Headshot of Fern Berg
Fern Berg

Fern is the founder of Tree Vitalize and has planted and currently cares for over 100 different native and exotic fruit, nut, and ornamental trees. She also cultivates an extensive vegetable garden and several flower gardens and cares for an ever-growing happy family of indoor plants. Fern has a special interest in biodynamic farming, food production, and closed-loop agriculture and is currently in the process of becoming an IARC-certified horticulturist.

Organic and natural treatments for earwigs

sprinkling diatomaceous earth onto garden

(Image credit: FotoHelin / Alamy Stock Photo)

If your earwig population has gotten out of control, certain treatments can help you to rid your yard of this insect. 

One option to get rid of earwigs is to use a substance called diatomaceous earth. 'This is one of the best ways to control earwigs,' says Jen McDonald, garden expert and co-founder of Garden Girls. Diatomaceous earth is an organic, fine powder, made from the crushed fossilized remains of tiny, aquatic organisms called diatoms. 
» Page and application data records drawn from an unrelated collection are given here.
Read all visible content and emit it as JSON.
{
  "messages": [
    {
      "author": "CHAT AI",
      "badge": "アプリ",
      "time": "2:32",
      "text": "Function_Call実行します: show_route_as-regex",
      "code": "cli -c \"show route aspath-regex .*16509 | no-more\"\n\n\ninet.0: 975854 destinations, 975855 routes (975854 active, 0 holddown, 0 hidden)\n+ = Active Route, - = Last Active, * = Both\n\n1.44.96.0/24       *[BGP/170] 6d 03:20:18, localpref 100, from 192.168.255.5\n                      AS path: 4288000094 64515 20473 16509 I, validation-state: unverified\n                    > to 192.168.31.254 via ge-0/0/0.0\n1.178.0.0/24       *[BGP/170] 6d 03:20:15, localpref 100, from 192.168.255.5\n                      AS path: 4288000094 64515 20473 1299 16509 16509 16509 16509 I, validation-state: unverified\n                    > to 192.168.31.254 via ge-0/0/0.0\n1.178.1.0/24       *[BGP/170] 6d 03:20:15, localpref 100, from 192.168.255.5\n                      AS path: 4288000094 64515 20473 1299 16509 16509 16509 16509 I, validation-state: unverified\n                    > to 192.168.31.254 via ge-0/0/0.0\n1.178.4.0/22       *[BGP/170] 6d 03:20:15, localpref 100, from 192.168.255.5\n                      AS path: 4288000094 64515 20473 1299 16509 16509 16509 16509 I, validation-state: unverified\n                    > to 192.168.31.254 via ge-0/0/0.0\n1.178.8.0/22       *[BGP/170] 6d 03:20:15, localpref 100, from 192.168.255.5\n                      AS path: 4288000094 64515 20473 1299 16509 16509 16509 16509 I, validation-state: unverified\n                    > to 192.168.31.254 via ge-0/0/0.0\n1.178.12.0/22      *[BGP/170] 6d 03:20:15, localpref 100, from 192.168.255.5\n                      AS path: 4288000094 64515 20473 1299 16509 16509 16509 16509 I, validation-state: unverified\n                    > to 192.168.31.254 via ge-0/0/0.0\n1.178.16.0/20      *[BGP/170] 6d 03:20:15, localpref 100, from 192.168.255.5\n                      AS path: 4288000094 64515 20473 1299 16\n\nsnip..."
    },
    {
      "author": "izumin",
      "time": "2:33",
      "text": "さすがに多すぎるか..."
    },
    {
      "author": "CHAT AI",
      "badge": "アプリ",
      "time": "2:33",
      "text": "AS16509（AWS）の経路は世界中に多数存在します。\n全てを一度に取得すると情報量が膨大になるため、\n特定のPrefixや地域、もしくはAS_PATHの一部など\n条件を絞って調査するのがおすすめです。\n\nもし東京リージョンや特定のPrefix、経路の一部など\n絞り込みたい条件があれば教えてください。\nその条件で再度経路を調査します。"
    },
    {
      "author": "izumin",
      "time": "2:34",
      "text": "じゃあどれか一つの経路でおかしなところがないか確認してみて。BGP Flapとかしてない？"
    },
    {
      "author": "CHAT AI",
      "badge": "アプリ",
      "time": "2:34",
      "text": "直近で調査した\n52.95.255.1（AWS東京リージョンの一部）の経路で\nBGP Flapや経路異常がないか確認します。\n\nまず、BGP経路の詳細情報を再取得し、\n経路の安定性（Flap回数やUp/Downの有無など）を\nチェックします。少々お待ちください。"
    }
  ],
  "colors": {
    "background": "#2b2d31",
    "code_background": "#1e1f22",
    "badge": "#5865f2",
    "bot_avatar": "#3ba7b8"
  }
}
Using diatomaceous earth, available here at Nature Hills, 'sprinkle some powder around the base of your plants or where earwigs are present,' Jen says. While this is a safe and effective solution, it is important to remember that the powder will only work under dry conditions. 'Soft-bodied insects, such as earwigs, will find the substance sharp to cross, inhale the dust, and subsequently die of dehydration,' Jen adds. Importantly, diatomaceous earth does not harm humans or plants, but remember it is an indiscriminate pesticide, meaning that it can also harm the insects and bugs that you want in your yard. It is advisable to use this product sparingly. 

In addition, a quick and easy way to control earwigs is 'by placing a shallow trap near the affected plants and filling the trap with a mix of olive oil and soy sauce,' Jen says. 'Place it in your borders at soil level, and the earwigs will be unable to resist the scent and fall in.' 

Finally, one other organic solution is to relocate the earwigs. Place a damp, rolled-up newspaper near your affected plants. After a few days, many earwigs will shelter in the damp newspaper during the day as they are largely nocturnal. You can then move the earwigs to a woodland nearby, or dispose of them as you see fit.

Jen McDonald
Jen McDonald

Jen McDonald is a garden expert and co-founder of Garden Girls, LLC, based in Houston, TX. With 14 raised garden beds and 400 square feet of garden space, Jen grows cut flowers to peanuts, amaranth to okra, and everything in between.


Do any plants deter earwigs?

Earwigs, like many other pests, do not like strong-smelling plants like rosemary, lavender, garlic and onions. They tend to avoid areas planted with fragrant herbs, and so incorporating these plants in your borders is a good idea to deter earwigs. Earwigs are drawn to flowering plants such as dahlias and clematis climbers, so planting these amongst fragrant herbs is a good companion planting solution. 

When possible, it is always recommended that gardeners tolerate earwigs and other pests, as they play an important role in the natural ecosystem of our outdoor spaces. If pest damage gets out of control, our quick and easy solutions will help you to reduce earwig populations in your yard. 

Thomas Rutter
Content Editor

Thomas is a Content Editor within the Gardens Team at Homes and Gardens. He has worked as a professional gardener in gardens across the UK and in Italy, specialising in productive gardening, growing food and flowers. Trained in Horticulture at the Garden Museum, London, he has written on gardening and garden history for various publications in the UK.